Stored records:
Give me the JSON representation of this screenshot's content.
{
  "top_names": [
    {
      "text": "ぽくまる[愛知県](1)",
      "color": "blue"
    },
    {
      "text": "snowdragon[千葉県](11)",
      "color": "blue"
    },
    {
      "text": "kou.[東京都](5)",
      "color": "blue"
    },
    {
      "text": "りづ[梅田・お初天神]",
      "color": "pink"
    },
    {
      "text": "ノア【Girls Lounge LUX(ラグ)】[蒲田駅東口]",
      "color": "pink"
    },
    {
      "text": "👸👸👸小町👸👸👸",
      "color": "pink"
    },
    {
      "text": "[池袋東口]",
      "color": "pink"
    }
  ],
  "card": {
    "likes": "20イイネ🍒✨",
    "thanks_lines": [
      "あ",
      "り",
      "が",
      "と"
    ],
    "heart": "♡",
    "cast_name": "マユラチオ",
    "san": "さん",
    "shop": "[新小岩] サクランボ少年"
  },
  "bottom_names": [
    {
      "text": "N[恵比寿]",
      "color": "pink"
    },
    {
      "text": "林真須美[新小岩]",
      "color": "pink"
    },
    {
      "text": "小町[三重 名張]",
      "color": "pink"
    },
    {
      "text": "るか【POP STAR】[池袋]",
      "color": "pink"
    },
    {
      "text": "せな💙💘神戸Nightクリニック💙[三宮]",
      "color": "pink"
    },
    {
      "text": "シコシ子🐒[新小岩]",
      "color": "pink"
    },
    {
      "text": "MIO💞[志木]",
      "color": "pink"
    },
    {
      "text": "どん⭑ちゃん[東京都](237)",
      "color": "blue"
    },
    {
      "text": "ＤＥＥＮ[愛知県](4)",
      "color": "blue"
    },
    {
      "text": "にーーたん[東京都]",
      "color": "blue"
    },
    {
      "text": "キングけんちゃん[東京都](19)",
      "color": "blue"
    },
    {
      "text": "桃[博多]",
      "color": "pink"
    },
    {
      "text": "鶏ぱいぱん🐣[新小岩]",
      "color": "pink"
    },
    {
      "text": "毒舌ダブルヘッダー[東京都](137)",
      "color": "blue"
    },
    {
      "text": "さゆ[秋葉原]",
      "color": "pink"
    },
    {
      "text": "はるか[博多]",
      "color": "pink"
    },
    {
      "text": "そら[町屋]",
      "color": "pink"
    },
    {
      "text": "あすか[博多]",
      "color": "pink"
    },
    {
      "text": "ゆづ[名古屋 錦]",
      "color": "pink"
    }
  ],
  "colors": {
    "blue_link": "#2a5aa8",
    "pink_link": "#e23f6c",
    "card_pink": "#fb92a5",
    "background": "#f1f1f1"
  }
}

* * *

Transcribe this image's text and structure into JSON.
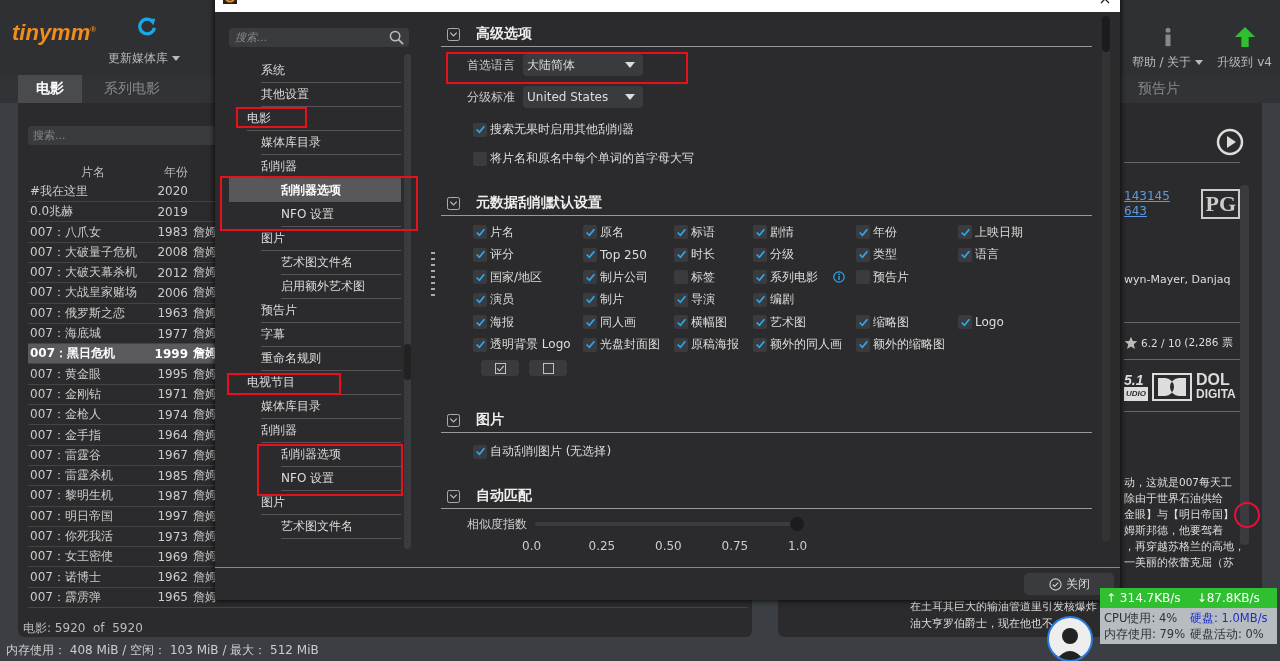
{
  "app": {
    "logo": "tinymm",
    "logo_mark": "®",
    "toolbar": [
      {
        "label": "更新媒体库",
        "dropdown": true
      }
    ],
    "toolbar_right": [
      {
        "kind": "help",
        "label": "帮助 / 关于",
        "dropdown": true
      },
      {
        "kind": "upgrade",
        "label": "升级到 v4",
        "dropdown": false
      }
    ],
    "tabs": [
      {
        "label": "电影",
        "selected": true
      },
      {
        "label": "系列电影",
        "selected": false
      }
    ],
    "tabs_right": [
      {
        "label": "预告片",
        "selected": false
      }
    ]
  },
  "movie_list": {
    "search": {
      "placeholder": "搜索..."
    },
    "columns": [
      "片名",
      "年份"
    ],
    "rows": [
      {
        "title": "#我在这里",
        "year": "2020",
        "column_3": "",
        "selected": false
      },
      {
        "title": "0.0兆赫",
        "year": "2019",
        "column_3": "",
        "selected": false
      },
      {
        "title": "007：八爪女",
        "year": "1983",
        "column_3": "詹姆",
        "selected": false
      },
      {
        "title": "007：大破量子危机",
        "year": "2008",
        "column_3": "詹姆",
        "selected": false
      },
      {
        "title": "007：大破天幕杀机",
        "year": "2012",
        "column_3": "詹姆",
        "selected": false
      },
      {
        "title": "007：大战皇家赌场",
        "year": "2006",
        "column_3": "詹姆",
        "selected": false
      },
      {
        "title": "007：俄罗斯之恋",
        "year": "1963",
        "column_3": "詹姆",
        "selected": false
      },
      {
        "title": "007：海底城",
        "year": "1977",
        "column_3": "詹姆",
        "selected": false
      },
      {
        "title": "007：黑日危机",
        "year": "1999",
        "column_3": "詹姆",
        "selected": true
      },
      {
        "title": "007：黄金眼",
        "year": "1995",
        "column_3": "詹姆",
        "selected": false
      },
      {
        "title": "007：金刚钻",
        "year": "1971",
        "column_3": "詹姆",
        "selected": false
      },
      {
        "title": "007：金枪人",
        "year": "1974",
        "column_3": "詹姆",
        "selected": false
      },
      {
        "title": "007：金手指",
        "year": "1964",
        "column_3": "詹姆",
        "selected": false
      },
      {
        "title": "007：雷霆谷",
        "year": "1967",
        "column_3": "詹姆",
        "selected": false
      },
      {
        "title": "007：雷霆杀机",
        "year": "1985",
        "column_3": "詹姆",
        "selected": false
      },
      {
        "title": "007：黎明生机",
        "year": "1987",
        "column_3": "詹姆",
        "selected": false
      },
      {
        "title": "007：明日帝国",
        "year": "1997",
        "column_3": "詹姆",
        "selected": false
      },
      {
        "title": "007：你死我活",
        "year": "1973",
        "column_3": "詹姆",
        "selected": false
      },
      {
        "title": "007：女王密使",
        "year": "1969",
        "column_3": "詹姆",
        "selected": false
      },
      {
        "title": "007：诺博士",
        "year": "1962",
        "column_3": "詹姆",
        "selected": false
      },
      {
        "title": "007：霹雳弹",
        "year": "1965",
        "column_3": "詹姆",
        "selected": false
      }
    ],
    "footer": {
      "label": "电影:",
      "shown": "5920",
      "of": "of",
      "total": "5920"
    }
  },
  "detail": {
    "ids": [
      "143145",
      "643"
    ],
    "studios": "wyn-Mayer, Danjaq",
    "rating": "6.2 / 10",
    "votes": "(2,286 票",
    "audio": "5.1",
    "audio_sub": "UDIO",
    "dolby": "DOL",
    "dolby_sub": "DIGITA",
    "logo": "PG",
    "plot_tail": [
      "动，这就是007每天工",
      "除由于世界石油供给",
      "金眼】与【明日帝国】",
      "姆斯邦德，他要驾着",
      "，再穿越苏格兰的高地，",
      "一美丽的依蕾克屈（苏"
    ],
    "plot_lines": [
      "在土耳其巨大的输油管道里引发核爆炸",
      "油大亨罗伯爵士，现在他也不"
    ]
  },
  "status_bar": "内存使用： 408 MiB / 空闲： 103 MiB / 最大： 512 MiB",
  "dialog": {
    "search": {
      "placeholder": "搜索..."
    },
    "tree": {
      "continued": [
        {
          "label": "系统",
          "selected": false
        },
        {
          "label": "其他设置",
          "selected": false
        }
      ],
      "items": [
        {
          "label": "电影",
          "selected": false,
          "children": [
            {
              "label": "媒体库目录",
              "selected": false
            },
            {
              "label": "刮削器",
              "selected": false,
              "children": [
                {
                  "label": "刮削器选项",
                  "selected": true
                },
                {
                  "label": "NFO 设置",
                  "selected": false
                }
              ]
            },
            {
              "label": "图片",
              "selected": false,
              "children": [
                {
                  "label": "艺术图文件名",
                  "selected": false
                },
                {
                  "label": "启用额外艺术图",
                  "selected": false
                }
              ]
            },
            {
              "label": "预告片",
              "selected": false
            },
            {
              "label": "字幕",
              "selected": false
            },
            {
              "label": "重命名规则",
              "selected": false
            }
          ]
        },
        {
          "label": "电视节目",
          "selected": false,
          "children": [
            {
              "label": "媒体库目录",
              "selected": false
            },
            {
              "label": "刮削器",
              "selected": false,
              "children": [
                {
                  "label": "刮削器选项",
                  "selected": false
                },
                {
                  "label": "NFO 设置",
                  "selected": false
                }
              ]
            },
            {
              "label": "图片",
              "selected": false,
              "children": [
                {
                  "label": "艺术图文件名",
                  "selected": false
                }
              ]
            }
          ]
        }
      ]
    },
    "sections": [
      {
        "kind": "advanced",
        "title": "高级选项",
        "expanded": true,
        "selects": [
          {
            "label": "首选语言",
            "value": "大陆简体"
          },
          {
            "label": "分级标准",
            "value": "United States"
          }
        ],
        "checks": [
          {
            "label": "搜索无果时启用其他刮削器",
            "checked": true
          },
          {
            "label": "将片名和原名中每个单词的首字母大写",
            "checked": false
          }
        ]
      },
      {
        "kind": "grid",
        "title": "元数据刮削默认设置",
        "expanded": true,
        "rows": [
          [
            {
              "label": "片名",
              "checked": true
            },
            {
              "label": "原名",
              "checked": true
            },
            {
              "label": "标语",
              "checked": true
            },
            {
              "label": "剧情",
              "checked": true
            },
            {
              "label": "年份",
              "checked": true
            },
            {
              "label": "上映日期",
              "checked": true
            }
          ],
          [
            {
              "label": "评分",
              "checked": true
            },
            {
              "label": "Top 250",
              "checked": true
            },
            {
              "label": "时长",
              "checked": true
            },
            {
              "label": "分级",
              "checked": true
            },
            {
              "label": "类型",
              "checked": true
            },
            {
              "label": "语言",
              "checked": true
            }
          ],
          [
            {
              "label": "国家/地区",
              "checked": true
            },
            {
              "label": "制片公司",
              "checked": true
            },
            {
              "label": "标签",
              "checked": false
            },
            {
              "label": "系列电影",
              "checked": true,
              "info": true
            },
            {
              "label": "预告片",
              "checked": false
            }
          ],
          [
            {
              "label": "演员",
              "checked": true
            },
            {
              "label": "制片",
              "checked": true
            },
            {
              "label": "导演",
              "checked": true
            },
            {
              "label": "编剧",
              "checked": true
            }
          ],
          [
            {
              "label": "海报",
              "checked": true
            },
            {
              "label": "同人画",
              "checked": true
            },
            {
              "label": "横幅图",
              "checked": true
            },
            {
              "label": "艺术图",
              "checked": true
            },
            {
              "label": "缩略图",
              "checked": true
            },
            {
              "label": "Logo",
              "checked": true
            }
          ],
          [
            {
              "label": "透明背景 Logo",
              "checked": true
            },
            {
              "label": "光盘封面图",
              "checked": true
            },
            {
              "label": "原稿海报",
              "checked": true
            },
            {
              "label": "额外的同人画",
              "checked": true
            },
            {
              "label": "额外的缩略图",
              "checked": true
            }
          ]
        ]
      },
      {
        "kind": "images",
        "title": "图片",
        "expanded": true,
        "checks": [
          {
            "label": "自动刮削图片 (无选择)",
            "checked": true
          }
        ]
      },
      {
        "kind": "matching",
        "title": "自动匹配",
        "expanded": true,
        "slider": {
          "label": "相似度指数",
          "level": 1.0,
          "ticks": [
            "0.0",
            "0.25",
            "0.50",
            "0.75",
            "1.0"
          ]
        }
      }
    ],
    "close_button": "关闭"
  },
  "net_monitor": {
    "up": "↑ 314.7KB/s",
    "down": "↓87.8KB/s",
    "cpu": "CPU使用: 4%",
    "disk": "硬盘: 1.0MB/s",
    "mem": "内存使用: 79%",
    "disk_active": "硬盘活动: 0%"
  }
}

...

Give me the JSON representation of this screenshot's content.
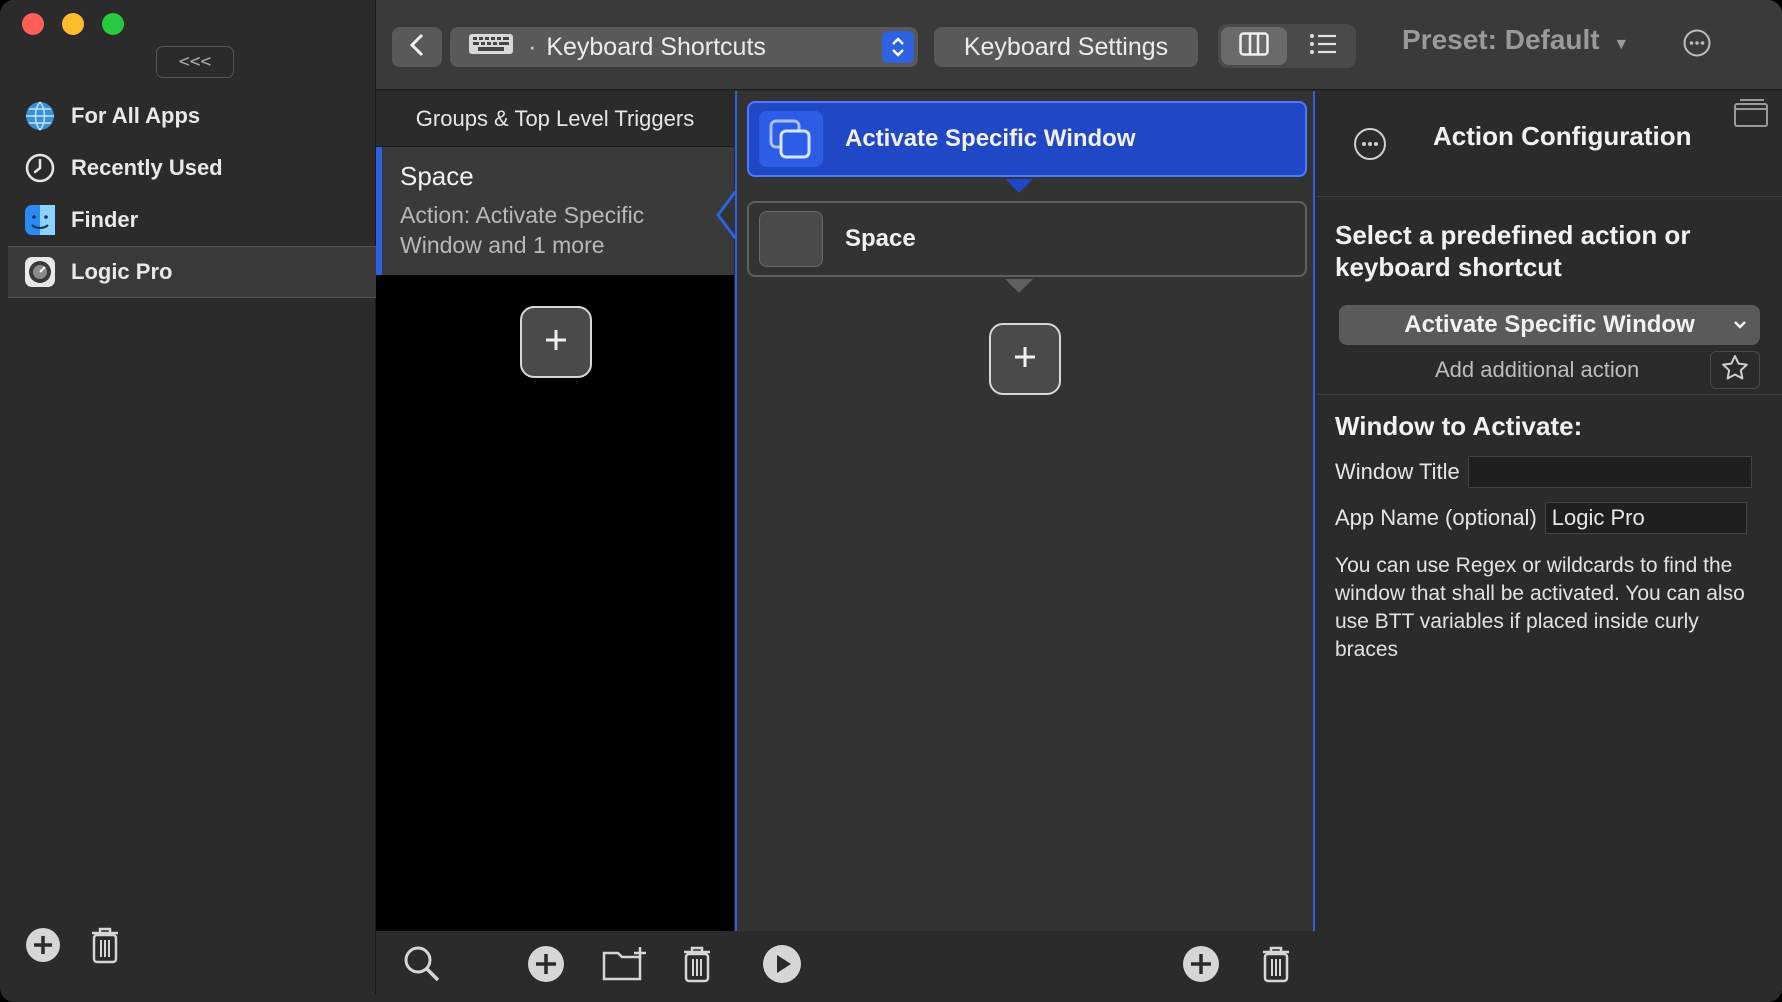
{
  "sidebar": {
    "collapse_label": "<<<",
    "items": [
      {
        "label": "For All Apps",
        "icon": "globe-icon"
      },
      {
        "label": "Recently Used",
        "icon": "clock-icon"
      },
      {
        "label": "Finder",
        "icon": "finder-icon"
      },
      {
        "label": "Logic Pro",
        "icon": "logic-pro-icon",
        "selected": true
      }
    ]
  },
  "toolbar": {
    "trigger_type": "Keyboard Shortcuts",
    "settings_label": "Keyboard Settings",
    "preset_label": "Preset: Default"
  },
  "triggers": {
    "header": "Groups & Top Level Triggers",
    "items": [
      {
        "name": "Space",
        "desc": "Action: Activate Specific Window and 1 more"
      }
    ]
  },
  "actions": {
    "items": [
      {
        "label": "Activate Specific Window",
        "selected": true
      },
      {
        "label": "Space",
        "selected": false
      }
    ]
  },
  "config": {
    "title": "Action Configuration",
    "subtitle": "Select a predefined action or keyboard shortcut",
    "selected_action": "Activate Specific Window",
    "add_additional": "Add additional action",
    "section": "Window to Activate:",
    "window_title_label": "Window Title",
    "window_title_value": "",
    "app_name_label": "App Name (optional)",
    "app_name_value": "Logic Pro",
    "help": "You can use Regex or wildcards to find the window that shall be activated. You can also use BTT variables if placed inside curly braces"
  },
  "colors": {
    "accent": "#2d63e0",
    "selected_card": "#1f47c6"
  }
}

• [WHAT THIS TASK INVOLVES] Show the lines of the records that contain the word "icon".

• [RESULT OF THE EXERCISE]
        "icon": "globe-icon"
        "icon": "clock-icon"
        "icon": "finder-icon"
        "icon": "logic-pro-icon",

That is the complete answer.